§ **Dataset rows for apps and sites**:
□ □ □

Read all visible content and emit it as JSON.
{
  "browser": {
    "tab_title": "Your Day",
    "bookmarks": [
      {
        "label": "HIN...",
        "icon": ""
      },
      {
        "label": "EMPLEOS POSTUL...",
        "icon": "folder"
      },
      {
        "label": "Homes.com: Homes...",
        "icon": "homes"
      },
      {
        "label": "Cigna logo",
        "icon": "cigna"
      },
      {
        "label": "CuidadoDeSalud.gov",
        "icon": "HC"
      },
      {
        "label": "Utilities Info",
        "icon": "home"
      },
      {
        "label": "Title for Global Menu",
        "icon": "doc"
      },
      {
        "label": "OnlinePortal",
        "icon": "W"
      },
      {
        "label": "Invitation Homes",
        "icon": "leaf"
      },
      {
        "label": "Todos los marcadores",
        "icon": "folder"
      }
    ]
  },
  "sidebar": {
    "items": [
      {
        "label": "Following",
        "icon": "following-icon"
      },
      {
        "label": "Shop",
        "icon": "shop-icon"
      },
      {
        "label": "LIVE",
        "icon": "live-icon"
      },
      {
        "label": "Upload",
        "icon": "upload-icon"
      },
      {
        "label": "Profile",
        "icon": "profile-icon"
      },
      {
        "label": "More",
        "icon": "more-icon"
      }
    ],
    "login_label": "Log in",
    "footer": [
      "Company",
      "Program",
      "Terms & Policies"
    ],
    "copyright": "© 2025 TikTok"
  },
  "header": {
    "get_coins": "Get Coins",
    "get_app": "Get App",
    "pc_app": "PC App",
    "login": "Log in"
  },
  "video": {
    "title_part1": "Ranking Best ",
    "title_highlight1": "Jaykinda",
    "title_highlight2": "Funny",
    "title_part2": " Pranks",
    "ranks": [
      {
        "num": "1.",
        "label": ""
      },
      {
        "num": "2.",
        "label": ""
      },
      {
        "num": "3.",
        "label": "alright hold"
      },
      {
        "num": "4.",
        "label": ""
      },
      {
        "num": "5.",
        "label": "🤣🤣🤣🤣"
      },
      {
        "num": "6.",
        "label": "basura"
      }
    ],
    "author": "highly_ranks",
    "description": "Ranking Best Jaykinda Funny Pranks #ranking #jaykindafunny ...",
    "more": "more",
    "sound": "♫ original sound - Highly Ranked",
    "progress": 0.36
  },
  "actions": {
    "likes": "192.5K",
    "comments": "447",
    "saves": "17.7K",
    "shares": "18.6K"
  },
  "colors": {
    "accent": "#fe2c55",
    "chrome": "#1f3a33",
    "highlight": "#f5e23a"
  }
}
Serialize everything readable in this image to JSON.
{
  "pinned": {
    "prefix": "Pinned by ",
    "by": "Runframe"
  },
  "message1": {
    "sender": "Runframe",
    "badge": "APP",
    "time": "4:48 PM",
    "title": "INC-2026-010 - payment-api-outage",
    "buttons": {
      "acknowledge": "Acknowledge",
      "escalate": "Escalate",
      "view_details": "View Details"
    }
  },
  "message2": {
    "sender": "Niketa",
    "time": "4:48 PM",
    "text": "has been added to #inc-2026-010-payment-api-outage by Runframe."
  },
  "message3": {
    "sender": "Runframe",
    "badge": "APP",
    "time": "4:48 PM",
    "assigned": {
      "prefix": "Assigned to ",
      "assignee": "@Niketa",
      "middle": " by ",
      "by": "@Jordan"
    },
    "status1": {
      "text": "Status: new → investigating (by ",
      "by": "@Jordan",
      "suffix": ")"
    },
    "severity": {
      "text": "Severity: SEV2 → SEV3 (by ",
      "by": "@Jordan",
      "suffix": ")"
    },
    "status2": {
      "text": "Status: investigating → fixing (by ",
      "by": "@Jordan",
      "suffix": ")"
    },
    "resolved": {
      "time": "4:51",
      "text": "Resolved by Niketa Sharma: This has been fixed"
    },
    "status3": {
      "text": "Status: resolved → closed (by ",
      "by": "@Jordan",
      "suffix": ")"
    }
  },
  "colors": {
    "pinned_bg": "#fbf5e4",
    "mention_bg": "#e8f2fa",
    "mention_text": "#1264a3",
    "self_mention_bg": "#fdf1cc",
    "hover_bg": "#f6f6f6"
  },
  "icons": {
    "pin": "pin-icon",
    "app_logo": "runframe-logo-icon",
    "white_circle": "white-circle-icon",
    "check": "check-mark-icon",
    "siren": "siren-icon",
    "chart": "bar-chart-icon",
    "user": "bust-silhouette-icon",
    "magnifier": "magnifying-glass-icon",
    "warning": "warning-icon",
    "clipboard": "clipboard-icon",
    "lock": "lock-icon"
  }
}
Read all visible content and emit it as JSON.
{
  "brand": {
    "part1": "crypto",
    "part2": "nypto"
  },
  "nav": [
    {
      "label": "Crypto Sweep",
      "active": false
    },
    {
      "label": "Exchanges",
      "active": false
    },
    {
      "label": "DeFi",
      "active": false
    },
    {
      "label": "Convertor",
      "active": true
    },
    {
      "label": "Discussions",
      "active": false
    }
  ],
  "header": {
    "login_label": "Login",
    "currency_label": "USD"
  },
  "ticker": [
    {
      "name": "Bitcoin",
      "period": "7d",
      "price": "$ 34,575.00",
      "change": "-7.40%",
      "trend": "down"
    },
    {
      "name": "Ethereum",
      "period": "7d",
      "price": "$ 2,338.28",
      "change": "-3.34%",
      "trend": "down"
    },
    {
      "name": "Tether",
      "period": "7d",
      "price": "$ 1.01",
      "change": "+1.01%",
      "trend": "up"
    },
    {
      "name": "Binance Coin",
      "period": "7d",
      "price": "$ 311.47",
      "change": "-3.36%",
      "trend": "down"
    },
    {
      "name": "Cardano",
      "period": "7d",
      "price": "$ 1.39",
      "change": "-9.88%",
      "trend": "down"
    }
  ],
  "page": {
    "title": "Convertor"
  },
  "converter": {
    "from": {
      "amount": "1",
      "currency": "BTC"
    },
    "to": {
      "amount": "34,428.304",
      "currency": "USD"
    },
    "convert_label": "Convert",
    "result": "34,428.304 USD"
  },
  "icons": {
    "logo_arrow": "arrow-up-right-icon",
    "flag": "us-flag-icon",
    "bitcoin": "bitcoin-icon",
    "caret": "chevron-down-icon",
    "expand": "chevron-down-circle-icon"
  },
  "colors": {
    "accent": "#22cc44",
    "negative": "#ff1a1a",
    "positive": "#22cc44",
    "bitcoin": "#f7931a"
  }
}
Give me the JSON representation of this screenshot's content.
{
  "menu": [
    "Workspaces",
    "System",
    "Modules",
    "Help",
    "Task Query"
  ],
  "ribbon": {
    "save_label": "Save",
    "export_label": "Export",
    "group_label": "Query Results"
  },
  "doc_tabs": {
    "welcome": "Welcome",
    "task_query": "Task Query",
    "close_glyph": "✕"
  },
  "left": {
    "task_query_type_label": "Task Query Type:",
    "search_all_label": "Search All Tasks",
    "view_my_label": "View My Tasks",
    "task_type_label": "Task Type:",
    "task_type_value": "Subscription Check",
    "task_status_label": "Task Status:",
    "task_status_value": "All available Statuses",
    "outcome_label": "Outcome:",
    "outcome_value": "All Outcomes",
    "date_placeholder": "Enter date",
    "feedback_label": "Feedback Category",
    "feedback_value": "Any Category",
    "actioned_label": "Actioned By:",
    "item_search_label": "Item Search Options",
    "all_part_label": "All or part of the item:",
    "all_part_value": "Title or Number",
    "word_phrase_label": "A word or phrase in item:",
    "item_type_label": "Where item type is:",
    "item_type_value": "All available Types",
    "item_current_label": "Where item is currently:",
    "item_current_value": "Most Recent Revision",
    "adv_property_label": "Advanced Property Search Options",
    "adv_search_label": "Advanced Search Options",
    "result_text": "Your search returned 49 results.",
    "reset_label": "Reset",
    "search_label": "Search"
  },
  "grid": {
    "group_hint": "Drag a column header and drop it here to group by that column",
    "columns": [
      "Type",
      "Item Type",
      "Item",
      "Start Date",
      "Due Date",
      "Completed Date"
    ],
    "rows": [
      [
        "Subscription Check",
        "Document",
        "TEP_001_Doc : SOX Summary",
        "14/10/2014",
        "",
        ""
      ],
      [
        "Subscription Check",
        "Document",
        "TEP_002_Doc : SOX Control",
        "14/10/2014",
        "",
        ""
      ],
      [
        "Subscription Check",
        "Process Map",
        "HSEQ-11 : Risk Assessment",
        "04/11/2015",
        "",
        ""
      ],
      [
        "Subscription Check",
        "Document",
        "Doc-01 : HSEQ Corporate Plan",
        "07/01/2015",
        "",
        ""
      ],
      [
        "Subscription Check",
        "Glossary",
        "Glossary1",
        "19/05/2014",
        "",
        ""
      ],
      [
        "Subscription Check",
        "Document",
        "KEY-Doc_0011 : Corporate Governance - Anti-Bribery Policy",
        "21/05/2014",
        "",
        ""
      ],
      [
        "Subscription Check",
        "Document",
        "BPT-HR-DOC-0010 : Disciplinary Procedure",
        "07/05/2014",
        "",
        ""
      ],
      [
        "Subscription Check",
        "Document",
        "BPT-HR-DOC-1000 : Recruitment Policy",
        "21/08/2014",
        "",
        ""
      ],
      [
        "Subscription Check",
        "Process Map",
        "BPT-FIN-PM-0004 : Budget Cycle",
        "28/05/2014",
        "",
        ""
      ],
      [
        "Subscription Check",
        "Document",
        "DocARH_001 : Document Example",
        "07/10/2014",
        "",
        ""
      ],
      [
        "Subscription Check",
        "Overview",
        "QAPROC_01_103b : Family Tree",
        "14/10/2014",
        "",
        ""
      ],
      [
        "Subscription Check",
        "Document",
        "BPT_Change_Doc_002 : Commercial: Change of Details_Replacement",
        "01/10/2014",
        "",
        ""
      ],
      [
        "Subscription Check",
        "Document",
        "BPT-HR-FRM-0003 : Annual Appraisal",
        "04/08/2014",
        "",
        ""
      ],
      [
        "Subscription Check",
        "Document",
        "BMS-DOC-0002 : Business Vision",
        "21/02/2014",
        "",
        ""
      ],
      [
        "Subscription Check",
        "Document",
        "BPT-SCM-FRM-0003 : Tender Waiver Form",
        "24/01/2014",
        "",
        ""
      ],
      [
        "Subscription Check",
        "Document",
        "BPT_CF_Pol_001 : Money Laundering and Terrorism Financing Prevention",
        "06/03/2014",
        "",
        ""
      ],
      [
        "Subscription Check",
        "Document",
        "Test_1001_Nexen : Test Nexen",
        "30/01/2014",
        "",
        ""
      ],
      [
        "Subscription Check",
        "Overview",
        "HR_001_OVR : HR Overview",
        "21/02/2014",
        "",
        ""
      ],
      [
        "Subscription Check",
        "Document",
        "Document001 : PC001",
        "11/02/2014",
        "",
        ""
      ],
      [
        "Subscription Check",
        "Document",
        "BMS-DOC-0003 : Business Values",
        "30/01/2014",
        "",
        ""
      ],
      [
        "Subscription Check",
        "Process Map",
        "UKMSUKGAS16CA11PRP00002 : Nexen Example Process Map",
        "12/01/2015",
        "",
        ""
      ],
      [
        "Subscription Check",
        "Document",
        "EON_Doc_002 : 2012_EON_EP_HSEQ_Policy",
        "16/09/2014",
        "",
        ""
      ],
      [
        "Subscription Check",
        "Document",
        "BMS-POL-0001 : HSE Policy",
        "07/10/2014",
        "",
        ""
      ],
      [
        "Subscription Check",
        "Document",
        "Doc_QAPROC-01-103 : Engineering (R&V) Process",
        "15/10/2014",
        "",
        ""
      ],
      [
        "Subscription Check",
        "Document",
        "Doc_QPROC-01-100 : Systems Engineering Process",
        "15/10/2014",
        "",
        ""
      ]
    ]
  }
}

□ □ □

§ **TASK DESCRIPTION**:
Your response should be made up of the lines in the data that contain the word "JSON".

§ **OUTPUT OF THE EXERCISE**:
Read all visible content and emit it as JSON.
Serialize everything readable in this image to JSON.
Read all visible content and emit it as JSON.
Give me the JSON representation of this screenshot's content.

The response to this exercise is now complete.